Differentiating standardisation: The case for outreach as inclusive education

This presentation draws on data from an ongoing, longitudinal evaluation of one widening participation and outreach program in NSW, Australia. In a policy context where national standardised testing has been formally linked to successful secondary school completion, one activity within this program sought to encourage students’ potential engagement with university pathways through supporting successful completion of such testing. In this presentation, we draw on longitudinal interview data, as well as observations, work samples and focus groups from the days on which the activity was run to explore how the activity was experienced by students. In longitudinal interviews, students reflected upon the experience as helpful in preparing them for what was an unfamiliar, formalised testing environment. However, observational data from the days in which this program was held told a slightly more nuanced story about students’ experiences of the program. This data prompted us to consider the practical implications of rolling out a ‘program’ of learning which is centrally designed at universities, yet implemented in specific, local school contexts. We thereby contribute to the higher education space by discussing potential inclusive practices in program design, and exploring how the differentiation of outreach programmes may serve to be more inclusive of diverse student populations. We argue that this may come to be a fundamental consideration for the ongoing development of widening participation programs, given their purpose in drawing in a wider, less ‘standardised’ student enrolment.
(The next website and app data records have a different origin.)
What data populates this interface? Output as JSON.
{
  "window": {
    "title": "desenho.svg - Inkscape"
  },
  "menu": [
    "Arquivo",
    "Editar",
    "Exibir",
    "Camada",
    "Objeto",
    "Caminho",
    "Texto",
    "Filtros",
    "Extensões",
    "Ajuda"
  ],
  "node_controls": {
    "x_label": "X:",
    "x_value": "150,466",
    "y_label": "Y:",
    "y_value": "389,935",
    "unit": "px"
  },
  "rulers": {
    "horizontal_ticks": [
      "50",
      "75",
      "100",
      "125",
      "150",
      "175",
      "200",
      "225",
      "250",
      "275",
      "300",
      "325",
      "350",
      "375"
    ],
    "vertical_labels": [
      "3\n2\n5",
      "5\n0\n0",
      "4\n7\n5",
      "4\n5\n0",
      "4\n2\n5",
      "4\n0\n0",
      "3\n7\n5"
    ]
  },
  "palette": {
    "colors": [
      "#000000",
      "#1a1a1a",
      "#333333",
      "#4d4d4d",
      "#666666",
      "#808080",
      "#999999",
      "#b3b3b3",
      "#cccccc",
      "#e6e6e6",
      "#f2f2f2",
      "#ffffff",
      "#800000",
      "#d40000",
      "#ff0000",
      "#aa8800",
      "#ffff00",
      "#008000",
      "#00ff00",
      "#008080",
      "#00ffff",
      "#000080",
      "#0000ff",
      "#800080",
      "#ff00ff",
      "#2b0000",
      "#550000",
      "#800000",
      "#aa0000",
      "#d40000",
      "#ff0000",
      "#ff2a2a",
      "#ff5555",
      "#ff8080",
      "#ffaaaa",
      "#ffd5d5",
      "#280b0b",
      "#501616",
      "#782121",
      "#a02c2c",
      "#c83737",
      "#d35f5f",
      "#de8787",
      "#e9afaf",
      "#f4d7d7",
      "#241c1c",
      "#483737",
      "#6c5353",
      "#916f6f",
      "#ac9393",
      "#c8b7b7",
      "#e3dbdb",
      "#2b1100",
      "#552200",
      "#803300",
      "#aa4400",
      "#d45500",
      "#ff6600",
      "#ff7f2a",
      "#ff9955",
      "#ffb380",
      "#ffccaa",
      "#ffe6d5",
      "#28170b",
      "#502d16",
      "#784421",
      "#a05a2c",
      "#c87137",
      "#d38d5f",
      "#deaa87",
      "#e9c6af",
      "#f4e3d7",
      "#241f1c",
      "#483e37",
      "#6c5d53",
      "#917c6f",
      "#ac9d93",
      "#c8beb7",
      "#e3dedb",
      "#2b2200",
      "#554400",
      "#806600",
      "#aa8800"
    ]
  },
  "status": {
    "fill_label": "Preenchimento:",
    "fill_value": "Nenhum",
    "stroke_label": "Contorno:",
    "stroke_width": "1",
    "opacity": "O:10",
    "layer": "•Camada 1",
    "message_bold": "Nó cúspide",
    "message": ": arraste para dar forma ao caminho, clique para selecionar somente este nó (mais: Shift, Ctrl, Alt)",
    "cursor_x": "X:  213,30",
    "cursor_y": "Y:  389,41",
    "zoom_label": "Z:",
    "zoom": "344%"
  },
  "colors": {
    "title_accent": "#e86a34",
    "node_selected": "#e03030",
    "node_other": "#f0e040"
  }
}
This research draws on a HEPPP-funded study conducted with the involvement of: Samantha McMahon, Nathan Berger, Sheelagh Daniels-Mayes, Valerie Harwood, Debra Hayes and Meghan Stacey, in collaboration with Mary Teague, Katy Head, Kristy O’Neill and Rhiannon Allen, over the period 2018-2020.